Good morning. It’s always good to talk through disagreements and uncertainties, and this day in the year 325 AD, marked the formal conclusion of a great gathering of Christian leaders and theologians, held in the northwest of modern day Turkey.
The First Council of Nicaea brought some consistency and agreement after the initial hectic centuries since the Resurrection of Jesus Christ. It might have ended up as a talking shop, with plenty of hot air and little to show for it… yet the statement of faith that emerged, known as the Nicene Creed, still defines the core of faith for millions of Christians across the globe.
I recite a creed each day, either in my private prayers or in worship, because it gives me a reference point and a touchstone for my Christian faith.

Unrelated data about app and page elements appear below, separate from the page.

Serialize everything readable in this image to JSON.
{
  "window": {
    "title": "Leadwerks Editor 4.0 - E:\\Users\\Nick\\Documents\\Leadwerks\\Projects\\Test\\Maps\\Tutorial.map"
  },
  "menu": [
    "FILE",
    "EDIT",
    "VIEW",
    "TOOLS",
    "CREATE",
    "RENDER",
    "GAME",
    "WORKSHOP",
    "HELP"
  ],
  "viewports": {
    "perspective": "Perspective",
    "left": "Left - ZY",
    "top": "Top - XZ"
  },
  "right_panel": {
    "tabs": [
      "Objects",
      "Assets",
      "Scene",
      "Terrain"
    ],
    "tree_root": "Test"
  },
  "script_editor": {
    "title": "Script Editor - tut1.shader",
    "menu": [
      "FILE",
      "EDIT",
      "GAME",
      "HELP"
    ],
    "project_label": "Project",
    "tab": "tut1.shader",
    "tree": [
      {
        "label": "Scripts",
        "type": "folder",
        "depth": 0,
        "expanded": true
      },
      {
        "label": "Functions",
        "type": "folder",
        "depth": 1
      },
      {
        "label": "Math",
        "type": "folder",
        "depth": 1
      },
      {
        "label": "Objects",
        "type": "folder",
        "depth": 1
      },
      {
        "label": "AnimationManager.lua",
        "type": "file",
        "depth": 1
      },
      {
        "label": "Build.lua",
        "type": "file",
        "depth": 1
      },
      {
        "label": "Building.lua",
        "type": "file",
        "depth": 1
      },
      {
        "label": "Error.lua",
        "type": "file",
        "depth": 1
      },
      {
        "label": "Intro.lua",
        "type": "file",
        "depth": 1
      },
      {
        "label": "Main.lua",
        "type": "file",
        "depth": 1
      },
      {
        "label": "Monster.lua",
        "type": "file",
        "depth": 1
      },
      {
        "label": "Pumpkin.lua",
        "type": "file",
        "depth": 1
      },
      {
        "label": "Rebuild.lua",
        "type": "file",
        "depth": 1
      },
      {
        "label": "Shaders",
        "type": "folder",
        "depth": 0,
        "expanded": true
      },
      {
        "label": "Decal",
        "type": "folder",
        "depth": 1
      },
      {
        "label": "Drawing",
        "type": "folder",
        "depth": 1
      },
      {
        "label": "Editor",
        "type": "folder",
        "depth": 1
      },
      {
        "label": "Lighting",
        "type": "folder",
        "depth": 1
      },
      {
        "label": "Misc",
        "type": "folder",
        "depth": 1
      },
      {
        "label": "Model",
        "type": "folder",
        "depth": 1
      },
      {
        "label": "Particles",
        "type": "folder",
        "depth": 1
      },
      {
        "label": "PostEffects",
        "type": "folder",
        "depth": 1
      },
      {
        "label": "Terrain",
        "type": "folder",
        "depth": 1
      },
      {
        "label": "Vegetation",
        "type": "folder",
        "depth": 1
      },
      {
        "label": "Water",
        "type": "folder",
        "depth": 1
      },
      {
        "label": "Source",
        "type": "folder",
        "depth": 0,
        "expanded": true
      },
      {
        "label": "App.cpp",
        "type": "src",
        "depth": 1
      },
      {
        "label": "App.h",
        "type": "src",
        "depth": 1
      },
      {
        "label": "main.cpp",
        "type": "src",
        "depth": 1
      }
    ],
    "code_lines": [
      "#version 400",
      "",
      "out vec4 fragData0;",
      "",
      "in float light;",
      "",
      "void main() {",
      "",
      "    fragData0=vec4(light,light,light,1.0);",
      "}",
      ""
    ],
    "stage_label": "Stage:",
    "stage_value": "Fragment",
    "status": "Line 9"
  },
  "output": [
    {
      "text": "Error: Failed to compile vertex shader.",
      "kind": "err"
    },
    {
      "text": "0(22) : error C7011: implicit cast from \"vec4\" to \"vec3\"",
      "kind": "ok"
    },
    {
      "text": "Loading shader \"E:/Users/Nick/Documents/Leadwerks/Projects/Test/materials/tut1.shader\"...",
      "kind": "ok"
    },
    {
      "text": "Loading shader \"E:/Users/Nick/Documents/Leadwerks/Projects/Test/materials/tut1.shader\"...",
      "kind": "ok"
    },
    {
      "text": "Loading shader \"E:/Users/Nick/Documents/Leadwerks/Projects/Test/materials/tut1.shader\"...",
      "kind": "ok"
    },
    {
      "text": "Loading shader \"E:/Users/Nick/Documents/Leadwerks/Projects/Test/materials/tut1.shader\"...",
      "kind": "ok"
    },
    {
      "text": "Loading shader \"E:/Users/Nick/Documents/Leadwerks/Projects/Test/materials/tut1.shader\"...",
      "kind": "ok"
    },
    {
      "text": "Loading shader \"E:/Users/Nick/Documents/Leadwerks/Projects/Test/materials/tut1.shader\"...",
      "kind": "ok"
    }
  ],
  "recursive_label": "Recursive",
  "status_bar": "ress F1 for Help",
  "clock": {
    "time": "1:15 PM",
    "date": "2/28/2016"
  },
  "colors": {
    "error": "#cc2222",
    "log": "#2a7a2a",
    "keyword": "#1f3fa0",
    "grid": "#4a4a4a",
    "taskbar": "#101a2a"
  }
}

Any statement that begins ‘credo…’, ‘I believe…’ must be bold and confident, whether it’s a summary of religious doctrine, a constitution or a political ideology; but that boldness doesn’t necessarily make it the last word. There’s the constant danger that well-known words are repeated by rote, with their significance lost in familiarity, and such statements must be both reassuring and challenging, as well as being open to constant scrutiny.

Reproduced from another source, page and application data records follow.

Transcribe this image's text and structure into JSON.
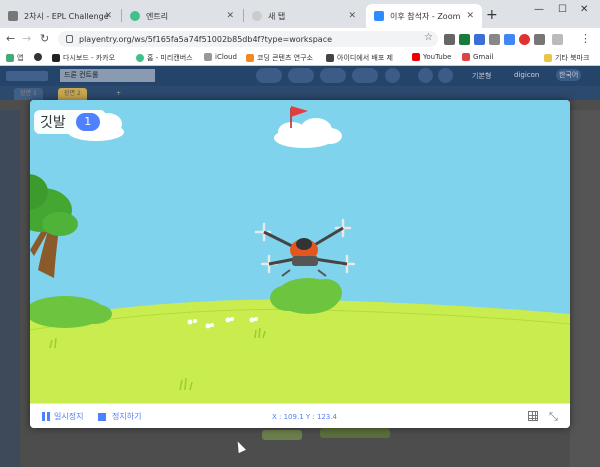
{
  "browser": {
    "tabs": [
      {
        "label": "2차시 - EPL Challenge",
        "active": false
      },
      {
        "label": "엔트리",
        "active": false
      },
      {
        "label": "새 탭",
        "active": false
      },
      {
        "label": "이후 참석자 - Zoom",
        "active": true
      }
    ],
    "url": "playentry.org/ws/5f165fa5a74f51002b85db4f?type=workspace",
    "bookmarks": [
      "앱",
      "",
      "다시보드 - 카카오",
      "홈 - 미리캔버스",
      "iCloud",
      "코딩 콘텐츠 연구소",
      "아이디에서 배포 제",
      "YouTube",
      "Gmail",
      "기타 북마크"
    ]
  },
  "entry": {
    "project_title": "드론 컨트롤",
    "scene_tabs": [
      "장면 1",
      "장면 2"
    ],
    "top_right": [
      "기본형",
      "digicon",
      "한국어"
    ]
  },
  "modal": {
    "variable": {
      "label": "깃발",
      "value": "1"
    },
    "pause_label": "일시정지",
    "stop_label": "정지하기",
    "coords": "X : 109.1  Y : 123.4"
  },
  "colors": {
    "accent": "#4f80ff",
    "sky": "#7fd3ec",
    "grass": "#c9ec4e"
  }
}
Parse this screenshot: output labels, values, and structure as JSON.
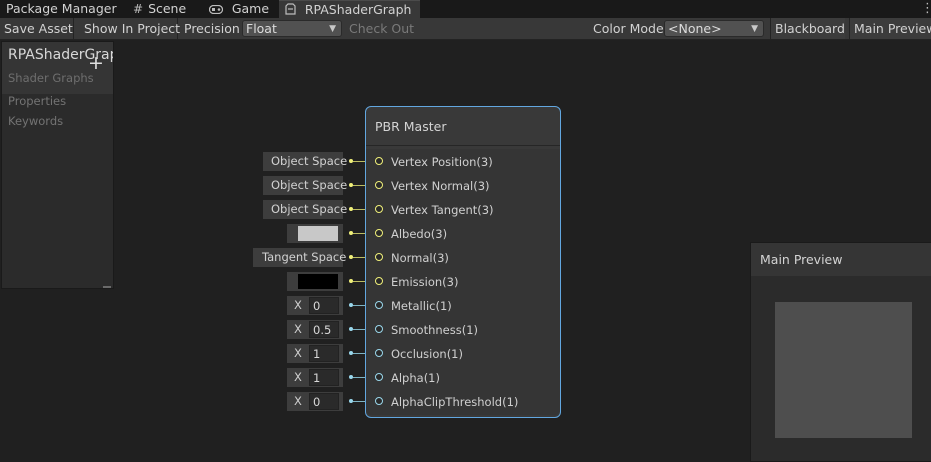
{
  "tabs": [
    {
      "label": "Package Manager",
      "icon": ""
    },
    {
      "label": "Scene",
      "icon": "hash-icon"
    },
    {
      "label": "Game",
      "icon": "gamepad-icon"
    },
    {
      "label": "RPAShaderGraph",
      "icon": "shader-graph-icon",
      "active": true
    }
  ],
  "toolbar": {
    "save_asset": "Save Asset",
    "show_in_project": "Show In Project",
    "precision_label": "Precision",
    "precision_value": "Float",
    "check_out": "Check Out",
    "color_mode_label": "Color Mode",
    "color_mode_value": "<None>",
    "blackboard": "Blackboard",
    "main_preview": "Main Preview"
  },
  "blackboard": {
    "title": "RPAShaderGraph",
    "subtitle": "Shader Graphs",
    "add": "+",
    "sections": [
      "Properties",
      "Keywords"
    ]
  },
  "master_node": {
    "title": "PBR Master",
    "ports": [
      {
        "label": "Vertex Position(3)",
        "type": "vector3"
      },
      {
        "label": "Vertex Normal(3)",
        "type": "vector3"
      },
      {
        "label": "Vertex Tangent(3)",
        "type": "vector3"
      },
      {
        "label": "Albedo(3)",
        "type": "vector3"
      },
      {
        "label": "Normal(3)",
        "type": "vector3"
      },
      {
        "label": "Emission(3)",
        "type": "vector3"
      },
      {
        "label": "Metallic(1)",
        "type": "float"
      },
      {
        "label": "Smoothness(1)",
        "type": "float"
      },
      {
        "label": "Occlusion(1)",
        "type": "float"
      },
      {
        "label": "Alpha(1)",
        "type": "float"
      },
      {
        "label": "AlphaClipThreshold(1)",
        "type": "float"
      }
    ]
  },
  "inputs": [
    {
      "kind": "space",
      "text": "Object Space"
    },
    {
      "kind": "space",
      "text": "Object Space"
    },
    {
      "kind": "space",
      "text": "Object Space"
    },
    {
      "kind": "color",
      "color": "#c8c8c8"
    },
    {
      "kind": "space",
      "text": "Tangent Space"
    },
    {
      "kind": "color",
      "color": "#000000"
    },
    {
      "kind": "float",
      "axis": "X",
      "value": "0"
    },
    {
      "kind": "float",
      "axis": "X",
      "value": "0.5"
    },
    {
      "kind": "float",
      "axis": "X",
      "value": "1"
    },
    {
      "kind": "float",
      "axis": "X",
      "value": "1"
    },
    {
      "kind": "float",
      "axis": "X",
      "value": "0"
    }
  ],
  "main_preview": {
    "title": "Main Preview"
  },
  "colors": {
    "accent": "#62a7e0",
    "vector3_port": "#f0f07a",
    "float_port": "#9ad8ec"
  }
}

There are core beliefs and particular perspectives that guide every one of us, underpinning the choices and actions that shape our whole lives; and we can attribute them to our life experiences or our DNA, as readily as ascribing them to belief in the God of Heaven.
Yet almost seventeen centuries after the Council of Nicaea did its work, Christians are still bold enough to use essentially the same summary of faith as a lens to view God and his work in the world.

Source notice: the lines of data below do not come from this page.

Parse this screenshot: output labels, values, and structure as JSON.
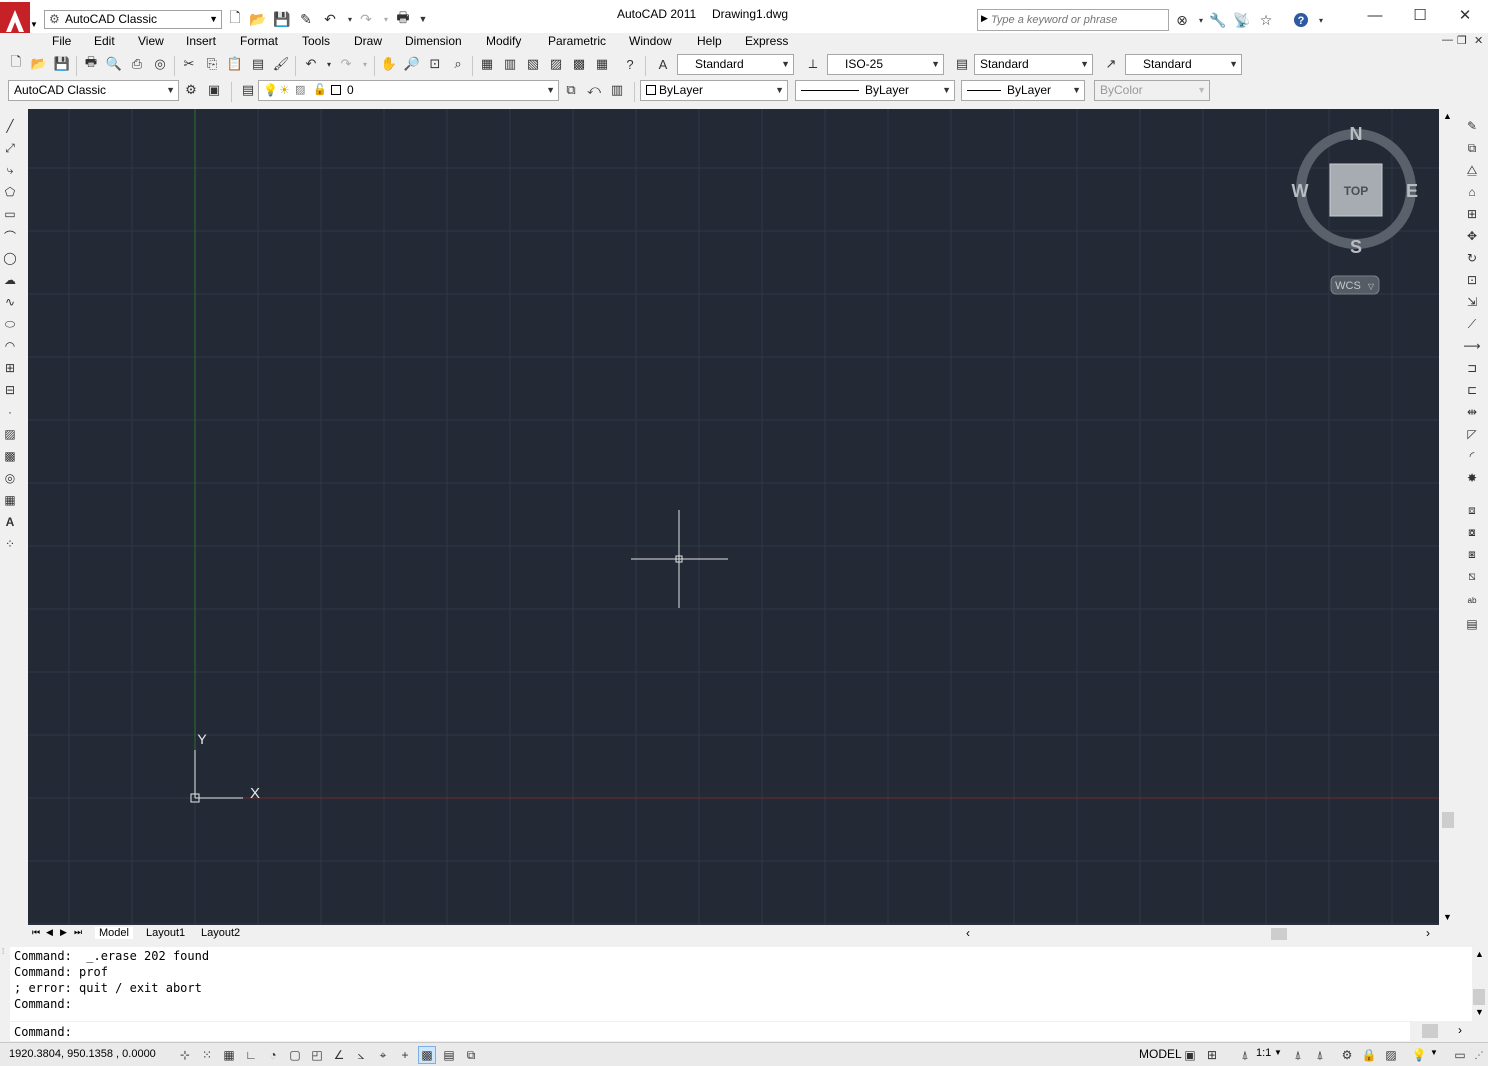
{
  "app": {
    "name": "AutoCAD 2011",
    "document": "Drawing1.dwg",
    "workspace": "AutoCAD Classic"
  },
  "search": {
    "placeholder": "Type a keyword or phrase"
  },
  "menu": [
    "File",
    "Edit",
    "View",
    "Insert",
    "Format",
    "Tools",
    "Draw",
    "Dimension",
    "Modify",
    "Parametric",
    "Window",
    "Help",
    "Express"
  ],
  "styles": {
    "text_style": "Standard",
    "dim_style": "ISO-25",
    "table_style": "Standard",
    "multileader_style": "Standard"
  },
  "layers": {
    "workspace": "AutoCAD Classic",
    "current_layer": "0",
    "color": "ByLayer",
    "linetype": "ByLayer",
    "lineweight": "ByLayer",
    "plotstyle": "ByColor"
  },
  "viewcube": {
    "north": "N",
    "south": "S",
    "east": "E",
    "west": "W",
    "face": "TOP",
    "ucs": "WCS"
  },
  "ucs_icon": {
    "y": "Y",
    "x": "X"
  },
  "tabs": [
    "Model",
    "Layout1",
    "Layout2"
  ],
  "command_history": [
    "Command:  _.erase 202 found",
    "Command: prof",
    "; error: quit / exit abort",
    "Command:"
  ],
  "command_prompt": "Command:",
  "status": {
    "coordinates": "1920.3804, 950.1358 , 0.0000",
    "space": "MODEL",
    "annotation_scale": "1:1"
  },
  "colors": {
    "canvas": "#232a36",
    "grid": "#2f3845",
    "x_axis": "#6e2a2a",
    "y_axis": "#2a6e2e"
  }
}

Heavenly Father, give each one of us the strength of purpose to discover and proclaim our ‘credo’, whether that informs our search for God, or for our own inner strengthening; so that the principles that guide us through this day may be hallmarked with integrity and right judgement. Amen.